All information is based on our current understanding as of the date that it is posted. Please keep in mind this information is changing rapidly – it can and likely will change. Some information becomes outdated the same date it posted. Although we will monitor and update this page as new information becomes available, please do not rely solely on this page. We encourage you to contact your FF&F advisor for the latest information.

 

On Friday, March 27, 2020, the Federal government enacted the Coronavirus Aid, Relief, and Economic Security (“CARES”) Act to provide economic relief for the devastation resulting from the current COVID-19 pandemic. The largest spending law in US history, the CARES Act includes provisions that directly impact individuals and businesses on numerous levels. This overview presents our interpretation of the Act’s provision providing direct economic stimulus payments to individuals.

INDIVIDUAL STIMULUS PAYMENTS

The CARES Act adds the new Internal Revenue Code Section 6428, pursuant to which lower and middle-income individuals will receive direct payments to assist them during the pandemic.

ELIGIBILITY

To be eligible for the 2020 Recovery Rebate, a single individual with no children must have adjusted gross income (“AGI”) of $99,000 or less for 2019. A married couple with no children must have AGI less than $198,000.

The amount of the payment for a single individual is $1,200; for a married couple filing jointly it is $2,400.  Those with children who can be claimed as dependents receive an additional $500 per child.

Single filers whose AGI was above $75,000 in 2019, and joint filers with AGI above $150,000 in 2019, will have their tax rebate (including the $500 per child credit) reduced by 5% of the excess over those amounts.  Single filers are phased out at $99,000 of AGI and joint filers are phased out at $198,000 of AGI.

If you have not yet filed your 2019 tax return, the AGI amounts from your 2018 tax return will be used to determine the amount of the rebate. Any payment sent will not be reduced or offset by additional tax if your 2019 AGI exceeds that of 2018. You will be eligible for an additional rebate if your 2019 AGI is lower than your 2018 AGI.

PROCESS

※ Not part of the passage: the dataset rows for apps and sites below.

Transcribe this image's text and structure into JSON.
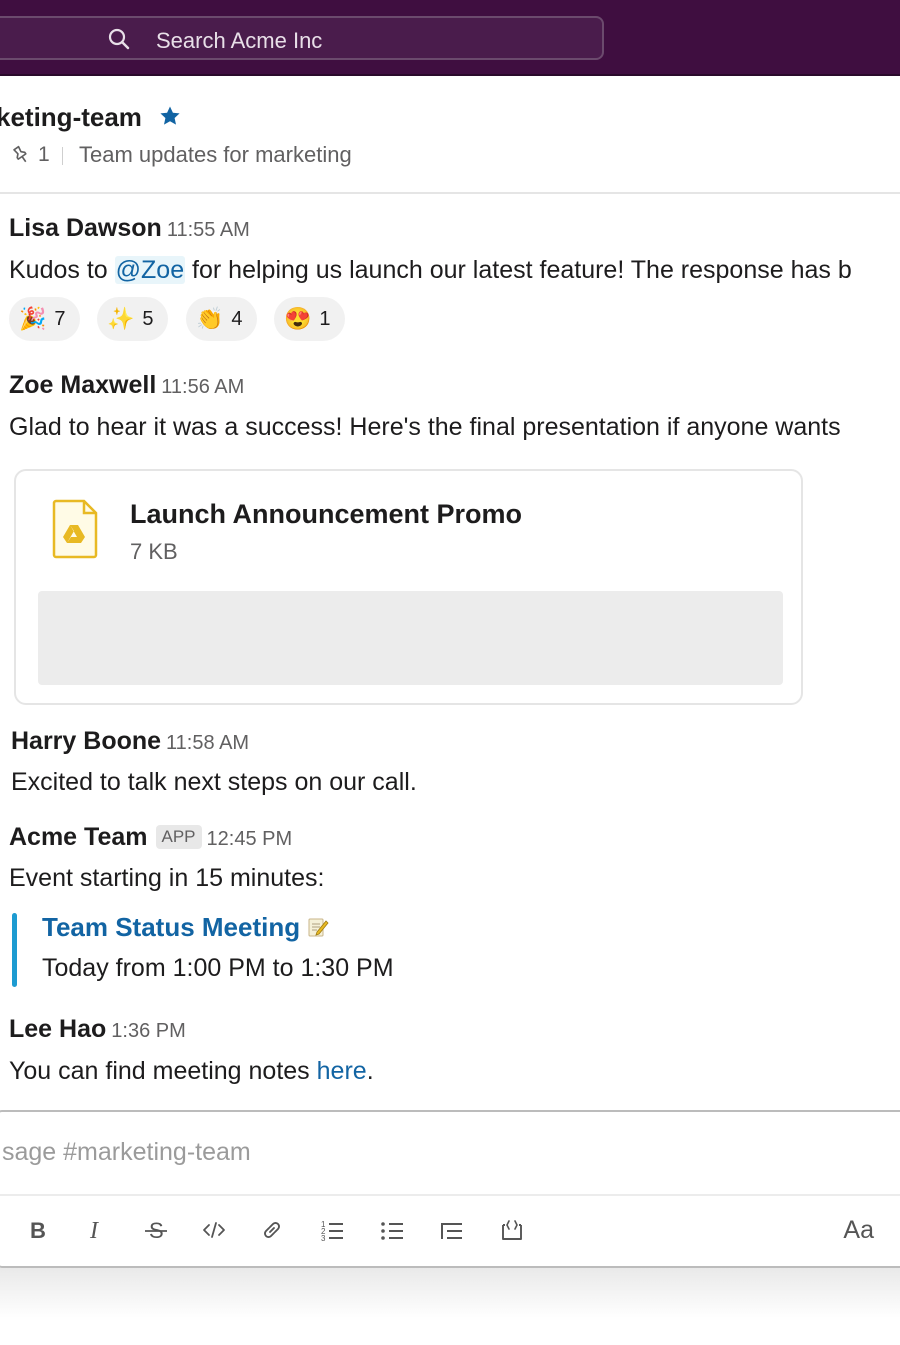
{
  "search": {
    "placeholder": "Search Acme Inc"
  },
  "channel": {
    "name": "keting-team",
    "pin_count": "1",
    "topic": "Team updates for marketing"
  },
  "messages": [
    {
      "sender": "Lisa Dawson",
      "time": "11:55 AM",
      "text_before": "Kudos to ",
      "mention": "@Zoe",
      "text_after": " for helping us launch our latest feature! The response has b",
      "reactions": [
        {
          "emoji": "🎉",
          "count": "7"
        },
        {
          "emoji": "✨",
          "count": "5"
        },
        {
          "emoji": "👏",
          "count": "4"
        },
        {
          "emoji": "😍",
          "count": "1"
        }
      ]
    },
    {
      "sender": "Zoe Maxwell",
      "time": "11:56 AM",
      "text": "Glad to hear it was a success! Here's the final presentation if anyone wants",
      "attachment": {
        "title": "Launch Announcement Promo",
        "size": "7 KB"
      }
    },
    {
      "sender": "Harry Boone",
      "time": "11:58 AM",
      "text": "Excited to talk next steps on our call."
    },
    {
      "sender": "Acme Team",
      "badge": "APP",
      "time": "12:45 PM",
      "text": "Event starting in 15 minutes:",
      "event": {
        "title": "Team Status Meeting",
        "time": "Today from 1:00 PM to 1:30 PM"
      }
    },
    {
      "sender": "Lee Hao",
      "time": "1:36 PM",
      "text_before": "You can find meeting notes ",
      "link": "here",
      "text_after": "."
    }
  ],
  "composer": {
    "placeholder": "sage #marketing-team",
    "format_label": "Aa",
    "toolbar": [
      "bold-icon",
      "italic-icon",
      "strikethrough-icon",
      "code-icon",
      "link-icon",
      "ordered-list-icon",
      "bulleted-list-icon",
      "blockquote-icon",
      "code-block-icon"
    ]
  },
  "colors": {
    "topbar": "#3f0e40",
    "link": "#1264a3",
    "quote_bar": "#1d9bd1"
  }
}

The payment will be made via direct deposit if you used direct deposit/debit for your 2018 or 2019 tax return. Initial guidance suggested that if you did not use direct deposit for your 2018 or 2019 tax return, you would receive a paper check and a separate letter detailing the amount and date the check was mailed will be sent to the last taxpayer address on file with the IRS. However, the U.S. Treasury Department announced on April 2, 2020, that a website will be made available through which individual taxpayers not previously established with direct deposit for IRS payments can register their bank account information in order to facilitate direct deposit.

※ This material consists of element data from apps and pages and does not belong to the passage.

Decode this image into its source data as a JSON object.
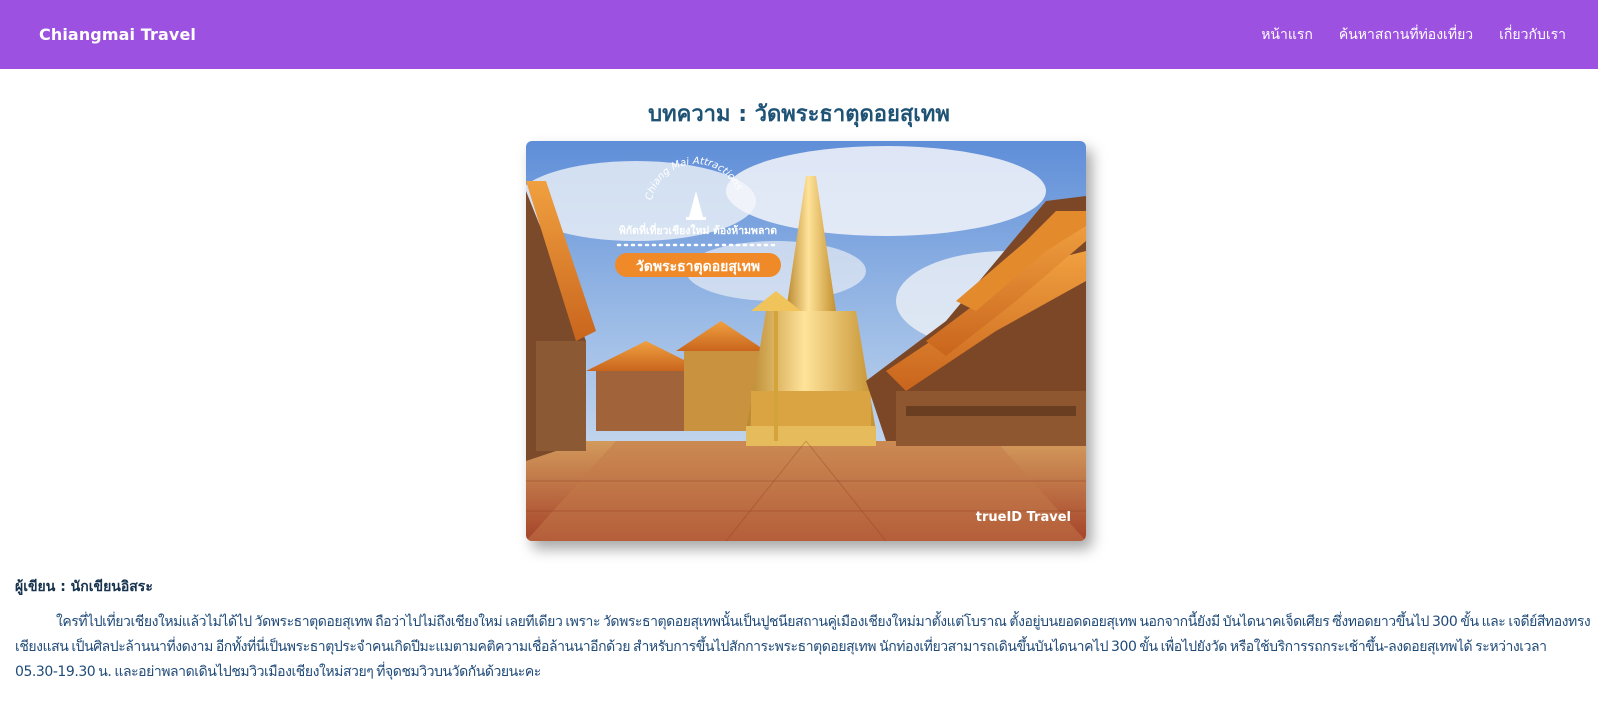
{
  "header": {
    "brand": "Chiangmai Travel",
    "nav": [
      {
        "label": "หน้าแรก"
      },
      {
        "label": "ค้นหาสถานที่ท่องเที่ยว"
      },
      {
        "label": "เกี่ยวกับเรา"
      }
    ],
    "background_color": "#9d51e0"
  },
  "article": {
    "title": "บทความ : วัดพระธาตุดอยสุเทพ",
    "image": {
      "logo_arc_text": "Chiang Mai Attractions",
      "tagline": "พิกัดที่เที่ยวเชียงใหม่ ต้องห้ามพลาด",
      "badge_text": "วัดพระธาตุดอยสุเทพ",
      "watermark": "trueID Travel"
    },
    "author": "ผู้เขียน : นักเขียนอิสระ",
    "body": "ใครที่ไปเที่ยวเชียงใหม่แล้วไม่ได้ไป วัดพระธาตุดอยสุเทพ ถือว่าไปไม่ถึงเชียงใหม่ เลยทีเดียว เพราะ วัดพระธาตุดอยสุเทพนั้นเป็นปูชนียสถานคู่เมืองเชียงใหม่มาตั้งแต่โบราณ ตั้งอยู่บนยอดดอยสุเทพ นอกจากนี้ยังมี บันไดนาคเจ็ดเศียร ซึ่งทอดยาวขึ้นไป 300 ขั้น และ เจดีย์สีทองทรงเชียงแสน เป็นศิลปะล้านนาที่งดงาม อีกทั้งที่นี่เป็นพระธาตุประจำคนเกิดปีมะแมตามคติความเชื่อล้านนาอีกด้วย สำหรับการขึ้นไปสักการะพระธาตุดอยสุเทพ นักท่องเที่ยวสามารถเดินขึ้นบันไดนาคไป 300 ขั้น เพื่อไปยังวัด หรือใช้บริการรถกระเช้าขึ้น-ลงดอยสุเทพได้ ระหว่างเวลา 05.30-19.30 น. และอย่าพลาดเดินไปชมวิวเมืองเชียงใหม่สวยๆ ที่จุดชมวิวบนวัดกันด้วยนะคะ"
  }
}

Nonresident aliens, individuals who can be claimed as dependents on another taxpayer’s return, estates and trusts are not eligible for the stimulus payment.